_Given entries_
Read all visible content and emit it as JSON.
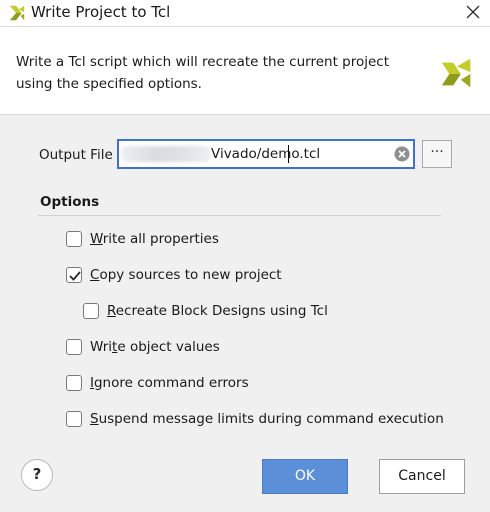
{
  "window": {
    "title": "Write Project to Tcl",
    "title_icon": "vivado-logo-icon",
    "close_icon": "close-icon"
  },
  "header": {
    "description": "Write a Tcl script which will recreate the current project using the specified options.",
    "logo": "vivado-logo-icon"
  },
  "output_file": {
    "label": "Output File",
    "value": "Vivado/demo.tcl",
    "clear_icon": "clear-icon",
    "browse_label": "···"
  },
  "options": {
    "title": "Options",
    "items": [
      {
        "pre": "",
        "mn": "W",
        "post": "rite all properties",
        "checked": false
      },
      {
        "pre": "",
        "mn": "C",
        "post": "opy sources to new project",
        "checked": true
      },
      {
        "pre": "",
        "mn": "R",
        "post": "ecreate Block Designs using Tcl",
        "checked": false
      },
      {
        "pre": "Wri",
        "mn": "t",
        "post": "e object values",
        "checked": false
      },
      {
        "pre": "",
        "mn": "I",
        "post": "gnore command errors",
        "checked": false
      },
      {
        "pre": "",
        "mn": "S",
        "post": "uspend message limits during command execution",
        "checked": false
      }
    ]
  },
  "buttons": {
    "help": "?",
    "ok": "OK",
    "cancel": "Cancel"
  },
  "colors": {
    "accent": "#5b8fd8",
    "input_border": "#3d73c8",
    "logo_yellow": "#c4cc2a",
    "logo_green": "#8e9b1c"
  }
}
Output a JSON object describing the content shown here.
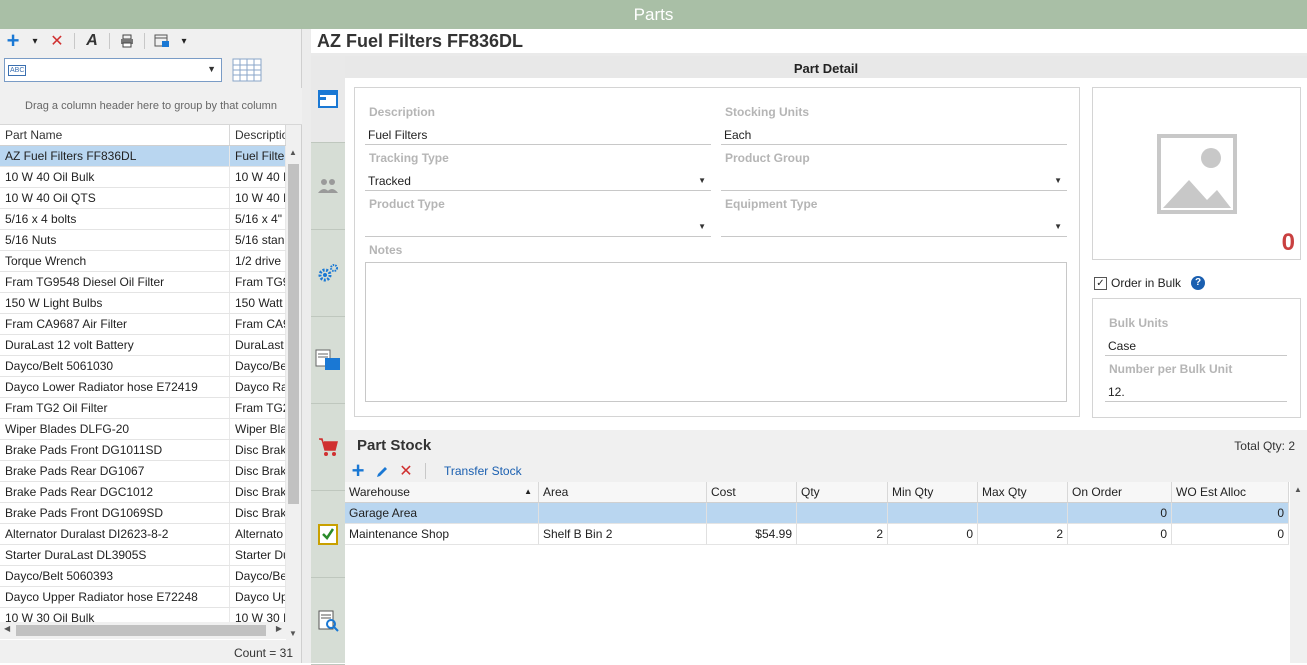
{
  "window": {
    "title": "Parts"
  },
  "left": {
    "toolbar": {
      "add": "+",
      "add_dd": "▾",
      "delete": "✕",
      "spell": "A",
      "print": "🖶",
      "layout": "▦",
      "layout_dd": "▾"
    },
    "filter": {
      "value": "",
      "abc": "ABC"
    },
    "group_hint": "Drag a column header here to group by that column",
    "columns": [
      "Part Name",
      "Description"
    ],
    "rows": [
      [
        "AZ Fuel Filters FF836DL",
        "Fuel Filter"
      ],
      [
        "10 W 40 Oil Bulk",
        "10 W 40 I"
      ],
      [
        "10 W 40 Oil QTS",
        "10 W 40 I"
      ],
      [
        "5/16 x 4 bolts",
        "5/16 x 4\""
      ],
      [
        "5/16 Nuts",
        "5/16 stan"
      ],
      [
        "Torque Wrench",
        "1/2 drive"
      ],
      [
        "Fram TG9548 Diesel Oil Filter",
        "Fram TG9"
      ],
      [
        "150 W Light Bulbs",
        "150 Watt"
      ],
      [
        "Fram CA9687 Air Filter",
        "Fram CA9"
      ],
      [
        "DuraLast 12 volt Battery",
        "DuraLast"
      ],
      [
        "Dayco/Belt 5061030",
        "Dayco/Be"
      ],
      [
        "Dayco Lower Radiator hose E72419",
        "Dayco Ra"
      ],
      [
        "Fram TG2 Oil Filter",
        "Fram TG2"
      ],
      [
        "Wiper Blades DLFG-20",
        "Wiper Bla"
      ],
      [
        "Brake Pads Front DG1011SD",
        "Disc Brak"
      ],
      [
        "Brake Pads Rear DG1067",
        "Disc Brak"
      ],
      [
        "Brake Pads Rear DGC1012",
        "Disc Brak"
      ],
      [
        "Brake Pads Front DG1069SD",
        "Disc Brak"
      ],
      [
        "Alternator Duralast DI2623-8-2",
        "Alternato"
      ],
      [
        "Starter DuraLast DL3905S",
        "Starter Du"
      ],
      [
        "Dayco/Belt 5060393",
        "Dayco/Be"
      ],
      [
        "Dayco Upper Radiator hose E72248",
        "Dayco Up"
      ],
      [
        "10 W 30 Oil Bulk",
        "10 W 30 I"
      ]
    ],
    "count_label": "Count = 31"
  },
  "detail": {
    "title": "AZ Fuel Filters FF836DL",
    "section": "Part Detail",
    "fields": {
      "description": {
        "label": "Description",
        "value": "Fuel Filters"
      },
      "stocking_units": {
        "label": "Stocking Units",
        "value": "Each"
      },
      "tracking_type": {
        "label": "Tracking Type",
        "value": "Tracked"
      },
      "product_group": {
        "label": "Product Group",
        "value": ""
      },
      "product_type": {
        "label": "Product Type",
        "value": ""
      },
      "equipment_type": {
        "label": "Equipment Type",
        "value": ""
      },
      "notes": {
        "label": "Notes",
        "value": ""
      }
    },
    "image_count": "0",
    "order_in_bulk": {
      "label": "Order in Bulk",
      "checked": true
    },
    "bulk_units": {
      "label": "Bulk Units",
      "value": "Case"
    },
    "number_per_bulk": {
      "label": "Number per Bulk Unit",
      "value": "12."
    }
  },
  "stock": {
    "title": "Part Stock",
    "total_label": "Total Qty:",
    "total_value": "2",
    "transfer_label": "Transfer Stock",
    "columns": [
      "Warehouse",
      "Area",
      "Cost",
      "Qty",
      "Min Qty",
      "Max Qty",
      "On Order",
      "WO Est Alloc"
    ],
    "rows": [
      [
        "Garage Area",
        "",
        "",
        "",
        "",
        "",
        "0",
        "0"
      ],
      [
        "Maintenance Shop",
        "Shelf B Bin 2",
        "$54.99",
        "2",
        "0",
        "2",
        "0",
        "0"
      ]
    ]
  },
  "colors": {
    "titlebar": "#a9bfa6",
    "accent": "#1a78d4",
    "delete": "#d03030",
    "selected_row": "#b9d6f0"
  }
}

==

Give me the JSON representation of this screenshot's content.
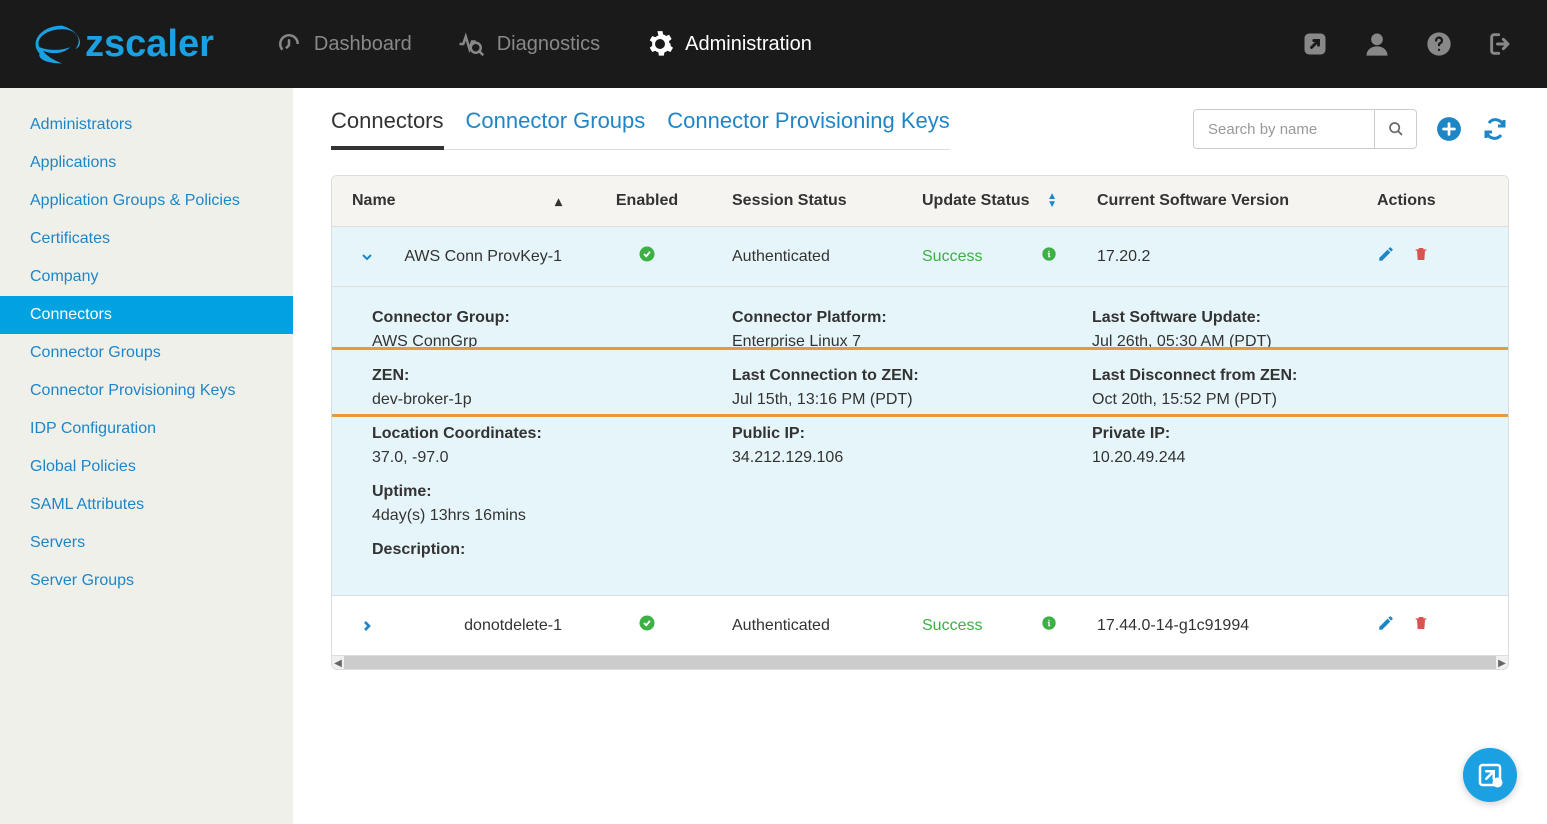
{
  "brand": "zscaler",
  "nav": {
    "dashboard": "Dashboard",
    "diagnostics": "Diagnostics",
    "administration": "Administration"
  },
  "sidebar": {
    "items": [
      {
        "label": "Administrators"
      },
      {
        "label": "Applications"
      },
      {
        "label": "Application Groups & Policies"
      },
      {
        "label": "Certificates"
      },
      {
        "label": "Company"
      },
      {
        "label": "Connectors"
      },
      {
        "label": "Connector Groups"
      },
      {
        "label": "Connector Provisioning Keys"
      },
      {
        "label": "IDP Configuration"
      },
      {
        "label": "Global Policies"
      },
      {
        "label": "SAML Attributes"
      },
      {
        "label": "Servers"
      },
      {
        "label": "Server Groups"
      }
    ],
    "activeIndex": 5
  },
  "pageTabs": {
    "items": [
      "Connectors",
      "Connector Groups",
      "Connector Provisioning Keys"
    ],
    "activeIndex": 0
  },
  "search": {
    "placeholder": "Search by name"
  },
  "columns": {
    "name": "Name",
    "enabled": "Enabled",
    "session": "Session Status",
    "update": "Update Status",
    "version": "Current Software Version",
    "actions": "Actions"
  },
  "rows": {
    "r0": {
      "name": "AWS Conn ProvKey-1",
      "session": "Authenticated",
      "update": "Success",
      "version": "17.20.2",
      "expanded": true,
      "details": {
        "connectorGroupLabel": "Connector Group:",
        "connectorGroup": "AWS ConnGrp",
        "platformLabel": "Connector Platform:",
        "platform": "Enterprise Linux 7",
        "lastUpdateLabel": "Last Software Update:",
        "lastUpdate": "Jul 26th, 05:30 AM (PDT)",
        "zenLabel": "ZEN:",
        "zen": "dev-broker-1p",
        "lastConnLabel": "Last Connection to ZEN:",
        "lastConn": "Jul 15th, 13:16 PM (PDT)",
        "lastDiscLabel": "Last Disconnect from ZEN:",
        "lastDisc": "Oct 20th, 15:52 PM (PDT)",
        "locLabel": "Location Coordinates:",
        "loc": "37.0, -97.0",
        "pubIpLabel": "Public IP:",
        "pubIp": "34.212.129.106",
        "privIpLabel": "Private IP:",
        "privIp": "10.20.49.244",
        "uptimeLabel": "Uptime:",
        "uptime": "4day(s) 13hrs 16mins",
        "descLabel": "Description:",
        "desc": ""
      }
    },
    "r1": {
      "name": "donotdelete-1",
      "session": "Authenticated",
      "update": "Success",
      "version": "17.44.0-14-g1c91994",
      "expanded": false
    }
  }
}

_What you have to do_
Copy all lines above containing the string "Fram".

_Answer to this task_
        "Fram TG9548 Diesel Oil Filter",
        "Fram TG9"
        "Fram CA9687 Air Filter",
        "Fram CA9"
        "Fram TG2 Oil Filter",
        "Fram TG2"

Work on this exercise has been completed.